[Task inputs]

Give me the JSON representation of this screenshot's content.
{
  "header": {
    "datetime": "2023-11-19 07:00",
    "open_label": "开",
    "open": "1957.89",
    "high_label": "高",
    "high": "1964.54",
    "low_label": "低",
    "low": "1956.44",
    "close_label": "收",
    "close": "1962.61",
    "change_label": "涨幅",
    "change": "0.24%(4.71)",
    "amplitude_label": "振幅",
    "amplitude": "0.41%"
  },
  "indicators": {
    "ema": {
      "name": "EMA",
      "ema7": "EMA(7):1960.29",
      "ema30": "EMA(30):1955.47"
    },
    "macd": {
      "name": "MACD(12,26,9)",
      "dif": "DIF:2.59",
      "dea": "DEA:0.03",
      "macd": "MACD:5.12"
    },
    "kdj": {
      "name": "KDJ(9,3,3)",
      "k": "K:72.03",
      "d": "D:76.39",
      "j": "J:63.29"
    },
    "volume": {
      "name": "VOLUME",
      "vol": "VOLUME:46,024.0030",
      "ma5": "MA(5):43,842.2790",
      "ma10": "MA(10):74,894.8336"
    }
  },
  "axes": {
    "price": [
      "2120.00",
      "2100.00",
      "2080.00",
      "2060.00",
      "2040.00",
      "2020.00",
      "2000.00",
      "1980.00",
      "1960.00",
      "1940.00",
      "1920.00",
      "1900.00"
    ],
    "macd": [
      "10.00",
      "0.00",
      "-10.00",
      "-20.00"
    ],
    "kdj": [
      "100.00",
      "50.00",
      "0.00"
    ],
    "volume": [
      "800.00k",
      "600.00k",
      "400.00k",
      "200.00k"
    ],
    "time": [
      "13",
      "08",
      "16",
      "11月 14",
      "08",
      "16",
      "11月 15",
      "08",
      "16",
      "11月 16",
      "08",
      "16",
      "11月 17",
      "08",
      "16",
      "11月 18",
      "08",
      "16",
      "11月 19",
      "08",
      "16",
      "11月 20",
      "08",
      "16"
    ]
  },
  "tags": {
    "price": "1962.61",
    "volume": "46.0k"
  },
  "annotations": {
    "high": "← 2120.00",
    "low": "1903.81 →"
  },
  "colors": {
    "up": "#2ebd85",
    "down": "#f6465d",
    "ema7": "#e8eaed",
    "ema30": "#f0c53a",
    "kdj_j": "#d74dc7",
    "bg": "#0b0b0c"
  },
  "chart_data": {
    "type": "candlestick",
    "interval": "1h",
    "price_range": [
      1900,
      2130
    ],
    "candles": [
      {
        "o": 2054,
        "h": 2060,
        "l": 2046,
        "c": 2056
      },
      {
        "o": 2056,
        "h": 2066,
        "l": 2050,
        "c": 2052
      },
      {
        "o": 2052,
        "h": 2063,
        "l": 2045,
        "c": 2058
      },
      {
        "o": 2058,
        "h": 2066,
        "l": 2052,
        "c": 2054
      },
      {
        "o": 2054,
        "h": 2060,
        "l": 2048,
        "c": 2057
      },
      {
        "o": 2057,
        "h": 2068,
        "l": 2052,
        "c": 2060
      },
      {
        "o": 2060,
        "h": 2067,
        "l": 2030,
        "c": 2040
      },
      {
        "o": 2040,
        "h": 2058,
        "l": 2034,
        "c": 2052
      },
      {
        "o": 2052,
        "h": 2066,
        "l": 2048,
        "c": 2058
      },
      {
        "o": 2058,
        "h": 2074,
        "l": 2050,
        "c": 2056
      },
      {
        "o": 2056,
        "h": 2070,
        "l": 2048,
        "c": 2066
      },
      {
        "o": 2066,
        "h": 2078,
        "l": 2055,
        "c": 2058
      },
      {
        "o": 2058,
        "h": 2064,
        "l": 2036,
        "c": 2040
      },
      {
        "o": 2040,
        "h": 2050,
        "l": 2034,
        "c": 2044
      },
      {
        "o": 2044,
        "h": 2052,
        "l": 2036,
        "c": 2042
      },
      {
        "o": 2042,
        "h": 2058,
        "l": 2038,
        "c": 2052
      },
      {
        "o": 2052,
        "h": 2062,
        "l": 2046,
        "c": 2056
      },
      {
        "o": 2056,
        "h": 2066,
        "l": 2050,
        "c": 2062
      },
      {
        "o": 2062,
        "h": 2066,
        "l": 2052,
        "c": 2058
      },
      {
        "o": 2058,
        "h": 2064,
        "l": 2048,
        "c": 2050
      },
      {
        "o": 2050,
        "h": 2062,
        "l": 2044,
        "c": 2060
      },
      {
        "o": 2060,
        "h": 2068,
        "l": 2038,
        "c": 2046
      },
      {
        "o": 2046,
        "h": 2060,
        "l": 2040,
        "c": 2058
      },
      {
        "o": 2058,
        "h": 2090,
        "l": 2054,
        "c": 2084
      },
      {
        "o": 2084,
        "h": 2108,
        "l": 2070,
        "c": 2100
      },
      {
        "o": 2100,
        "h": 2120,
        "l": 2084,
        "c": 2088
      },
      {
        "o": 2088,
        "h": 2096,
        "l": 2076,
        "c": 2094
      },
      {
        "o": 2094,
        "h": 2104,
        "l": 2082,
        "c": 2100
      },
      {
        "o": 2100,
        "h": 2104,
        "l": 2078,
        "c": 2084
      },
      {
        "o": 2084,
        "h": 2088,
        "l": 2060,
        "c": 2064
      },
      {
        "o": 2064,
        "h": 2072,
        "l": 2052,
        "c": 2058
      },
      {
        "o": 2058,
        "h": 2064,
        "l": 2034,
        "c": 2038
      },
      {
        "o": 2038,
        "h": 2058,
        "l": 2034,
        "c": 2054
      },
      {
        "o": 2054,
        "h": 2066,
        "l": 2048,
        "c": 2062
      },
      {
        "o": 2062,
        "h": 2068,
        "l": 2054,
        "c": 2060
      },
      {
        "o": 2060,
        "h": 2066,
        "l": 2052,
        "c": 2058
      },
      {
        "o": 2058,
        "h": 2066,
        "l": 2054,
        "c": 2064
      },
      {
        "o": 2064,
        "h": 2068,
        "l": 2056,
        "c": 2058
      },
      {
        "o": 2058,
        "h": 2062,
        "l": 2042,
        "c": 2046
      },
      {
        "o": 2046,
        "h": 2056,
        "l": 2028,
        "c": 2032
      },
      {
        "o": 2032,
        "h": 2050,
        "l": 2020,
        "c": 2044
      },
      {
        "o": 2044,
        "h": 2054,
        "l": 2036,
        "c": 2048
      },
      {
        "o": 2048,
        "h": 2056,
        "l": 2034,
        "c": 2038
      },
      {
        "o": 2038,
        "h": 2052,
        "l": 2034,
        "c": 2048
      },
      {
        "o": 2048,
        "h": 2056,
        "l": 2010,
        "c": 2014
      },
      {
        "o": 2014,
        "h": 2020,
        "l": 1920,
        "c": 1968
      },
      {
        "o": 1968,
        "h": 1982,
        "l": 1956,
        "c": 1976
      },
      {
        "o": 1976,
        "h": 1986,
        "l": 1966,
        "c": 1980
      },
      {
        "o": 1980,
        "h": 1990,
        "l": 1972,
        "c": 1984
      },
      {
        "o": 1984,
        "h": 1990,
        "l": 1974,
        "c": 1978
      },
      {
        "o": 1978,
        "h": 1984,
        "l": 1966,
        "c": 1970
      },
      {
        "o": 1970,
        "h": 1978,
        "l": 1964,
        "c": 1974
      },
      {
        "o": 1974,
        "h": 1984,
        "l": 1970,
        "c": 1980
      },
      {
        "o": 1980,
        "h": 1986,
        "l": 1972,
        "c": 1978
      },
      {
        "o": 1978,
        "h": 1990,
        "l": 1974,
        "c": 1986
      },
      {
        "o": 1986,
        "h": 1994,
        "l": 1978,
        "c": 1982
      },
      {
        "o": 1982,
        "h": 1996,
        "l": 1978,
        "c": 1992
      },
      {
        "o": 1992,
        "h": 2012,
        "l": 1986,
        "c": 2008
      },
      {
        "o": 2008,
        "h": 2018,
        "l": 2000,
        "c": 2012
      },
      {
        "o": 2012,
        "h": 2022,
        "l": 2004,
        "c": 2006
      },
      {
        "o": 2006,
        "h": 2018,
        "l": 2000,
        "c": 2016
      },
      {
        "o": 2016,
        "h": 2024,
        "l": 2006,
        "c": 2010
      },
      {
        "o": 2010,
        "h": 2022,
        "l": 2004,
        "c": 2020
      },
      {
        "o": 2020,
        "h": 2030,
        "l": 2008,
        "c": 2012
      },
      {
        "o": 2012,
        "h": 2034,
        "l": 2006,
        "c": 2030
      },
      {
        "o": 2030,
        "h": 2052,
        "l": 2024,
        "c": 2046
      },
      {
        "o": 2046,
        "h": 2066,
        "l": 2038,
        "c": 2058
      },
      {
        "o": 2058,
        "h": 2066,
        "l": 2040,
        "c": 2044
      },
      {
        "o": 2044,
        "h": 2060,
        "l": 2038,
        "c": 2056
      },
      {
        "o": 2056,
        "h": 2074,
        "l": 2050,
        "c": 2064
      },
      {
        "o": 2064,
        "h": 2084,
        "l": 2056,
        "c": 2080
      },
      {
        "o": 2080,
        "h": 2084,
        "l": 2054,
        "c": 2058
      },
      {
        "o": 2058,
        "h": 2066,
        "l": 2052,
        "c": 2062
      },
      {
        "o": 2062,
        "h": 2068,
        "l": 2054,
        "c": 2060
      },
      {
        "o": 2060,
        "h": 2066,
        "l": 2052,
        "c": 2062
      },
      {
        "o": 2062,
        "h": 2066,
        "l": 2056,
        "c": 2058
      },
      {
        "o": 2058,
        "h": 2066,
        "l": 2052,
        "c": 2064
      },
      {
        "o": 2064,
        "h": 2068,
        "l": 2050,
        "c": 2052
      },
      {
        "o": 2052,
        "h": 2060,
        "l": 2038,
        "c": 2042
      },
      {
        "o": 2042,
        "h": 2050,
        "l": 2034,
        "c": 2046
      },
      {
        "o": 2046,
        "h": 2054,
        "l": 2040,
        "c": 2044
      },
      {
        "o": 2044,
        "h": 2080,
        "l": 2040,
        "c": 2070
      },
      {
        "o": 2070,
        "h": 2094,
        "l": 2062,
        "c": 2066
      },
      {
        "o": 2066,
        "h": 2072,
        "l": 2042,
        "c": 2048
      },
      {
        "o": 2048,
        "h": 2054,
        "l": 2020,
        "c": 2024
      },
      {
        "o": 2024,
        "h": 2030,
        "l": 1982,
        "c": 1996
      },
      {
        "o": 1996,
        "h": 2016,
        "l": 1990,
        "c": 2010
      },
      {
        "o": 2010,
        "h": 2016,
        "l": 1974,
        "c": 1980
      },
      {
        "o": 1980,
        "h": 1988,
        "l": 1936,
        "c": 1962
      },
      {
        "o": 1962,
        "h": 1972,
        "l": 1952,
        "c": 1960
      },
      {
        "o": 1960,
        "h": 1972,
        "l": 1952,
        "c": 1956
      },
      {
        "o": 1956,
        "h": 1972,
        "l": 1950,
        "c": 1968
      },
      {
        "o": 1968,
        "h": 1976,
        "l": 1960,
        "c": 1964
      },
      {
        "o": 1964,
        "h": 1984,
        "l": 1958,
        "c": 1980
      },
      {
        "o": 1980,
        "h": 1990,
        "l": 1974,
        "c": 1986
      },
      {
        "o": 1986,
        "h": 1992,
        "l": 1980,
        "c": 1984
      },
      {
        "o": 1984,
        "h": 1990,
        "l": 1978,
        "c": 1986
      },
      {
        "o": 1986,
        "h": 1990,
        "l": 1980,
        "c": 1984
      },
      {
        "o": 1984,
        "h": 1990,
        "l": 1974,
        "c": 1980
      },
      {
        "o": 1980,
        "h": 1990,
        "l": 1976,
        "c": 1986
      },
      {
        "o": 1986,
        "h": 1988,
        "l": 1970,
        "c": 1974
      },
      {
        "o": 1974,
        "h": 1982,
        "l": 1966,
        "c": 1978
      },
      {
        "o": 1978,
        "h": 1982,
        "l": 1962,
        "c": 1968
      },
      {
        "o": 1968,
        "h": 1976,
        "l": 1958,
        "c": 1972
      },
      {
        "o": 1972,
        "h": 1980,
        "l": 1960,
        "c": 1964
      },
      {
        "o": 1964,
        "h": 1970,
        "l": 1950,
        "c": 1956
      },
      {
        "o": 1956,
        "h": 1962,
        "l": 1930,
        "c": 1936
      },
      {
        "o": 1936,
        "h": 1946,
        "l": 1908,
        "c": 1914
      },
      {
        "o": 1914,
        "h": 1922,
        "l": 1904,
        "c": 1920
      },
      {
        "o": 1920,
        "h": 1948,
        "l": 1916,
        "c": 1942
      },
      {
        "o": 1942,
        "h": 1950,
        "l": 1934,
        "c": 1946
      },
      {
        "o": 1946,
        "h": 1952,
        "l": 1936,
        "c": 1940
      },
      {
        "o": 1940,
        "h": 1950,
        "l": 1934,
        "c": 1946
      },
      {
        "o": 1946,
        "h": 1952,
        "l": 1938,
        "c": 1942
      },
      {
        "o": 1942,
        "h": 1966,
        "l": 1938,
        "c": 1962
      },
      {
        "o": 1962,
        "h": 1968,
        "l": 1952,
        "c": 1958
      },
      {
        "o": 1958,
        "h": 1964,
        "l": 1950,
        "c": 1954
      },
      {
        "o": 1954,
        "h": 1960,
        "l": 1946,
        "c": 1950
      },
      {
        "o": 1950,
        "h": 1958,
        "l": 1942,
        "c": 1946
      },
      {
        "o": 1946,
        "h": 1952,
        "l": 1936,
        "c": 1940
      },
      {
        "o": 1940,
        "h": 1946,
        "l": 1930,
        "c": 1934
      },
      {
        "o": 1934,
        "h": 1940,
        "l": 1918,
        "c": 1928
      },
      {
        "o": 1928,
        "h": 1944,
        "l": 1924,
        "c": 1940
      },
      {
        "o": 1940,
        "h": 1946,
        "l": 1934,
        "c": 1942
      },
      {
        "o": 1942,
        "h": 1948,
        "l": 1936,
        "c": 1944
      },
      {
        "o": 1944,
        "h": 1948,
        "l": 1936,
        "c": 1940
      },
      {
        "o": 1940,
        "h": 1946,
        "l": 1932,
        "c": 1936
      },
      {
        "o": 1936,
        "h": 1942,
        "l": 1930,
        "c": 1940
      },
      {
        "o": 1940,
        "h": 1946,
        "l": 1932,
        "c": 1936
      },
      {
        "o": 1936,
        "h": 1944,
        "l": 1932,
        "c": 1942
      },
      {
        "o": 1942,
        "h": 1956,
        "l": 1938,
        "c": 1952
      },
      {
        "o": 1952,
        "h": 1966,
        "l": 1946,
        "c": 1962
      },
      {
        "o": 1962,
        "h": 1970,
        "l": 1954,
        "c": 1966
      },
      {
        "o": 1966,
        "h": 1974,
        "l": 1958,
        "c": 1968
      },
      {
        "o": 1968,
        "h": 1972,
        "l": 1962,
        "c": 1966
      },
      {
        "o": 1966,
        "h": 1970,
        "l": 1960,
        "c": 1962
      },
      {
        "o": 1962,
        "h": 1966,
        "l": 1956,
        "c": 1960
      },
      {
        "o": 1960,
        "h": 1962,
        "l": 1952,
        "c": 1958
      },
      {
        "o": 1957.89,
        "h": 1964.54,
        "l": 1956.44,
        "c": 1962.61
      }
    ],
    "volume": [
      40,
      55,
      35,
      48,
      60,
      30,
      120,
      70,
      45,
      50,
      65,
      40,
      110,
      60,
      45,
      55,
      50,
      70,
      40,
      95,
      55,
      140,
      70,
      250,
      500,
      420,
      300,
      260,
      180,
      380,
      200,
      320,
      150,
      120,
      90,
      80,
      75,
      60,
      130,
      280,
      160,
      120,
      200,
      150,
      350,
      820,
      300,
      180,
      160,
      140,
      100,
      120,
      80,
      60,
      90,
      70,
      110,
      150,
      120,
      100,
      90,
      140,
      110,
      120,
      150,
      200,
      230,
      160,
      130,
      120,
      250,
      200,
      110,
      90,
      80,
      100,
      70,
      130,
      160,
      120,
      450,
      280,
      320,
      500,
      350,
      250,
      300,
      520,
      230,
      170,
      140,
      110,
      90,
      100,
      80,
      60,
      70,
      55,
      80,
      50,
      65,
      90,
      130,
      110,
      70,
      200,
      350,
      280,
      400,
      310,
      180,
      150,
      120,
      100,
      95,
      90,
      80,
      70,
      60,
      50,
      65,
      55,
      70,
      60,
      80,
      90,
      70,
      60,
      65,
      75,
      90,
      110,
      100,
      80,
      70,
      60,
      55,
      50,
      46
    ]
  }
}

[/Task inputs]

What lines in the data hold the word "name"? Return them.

# Response to the exercise
      "name": "EMA",
      "name": "MACD(12,26,9)",
      "name": "KDJ(9,3,3)",
      "name": "VOLUME",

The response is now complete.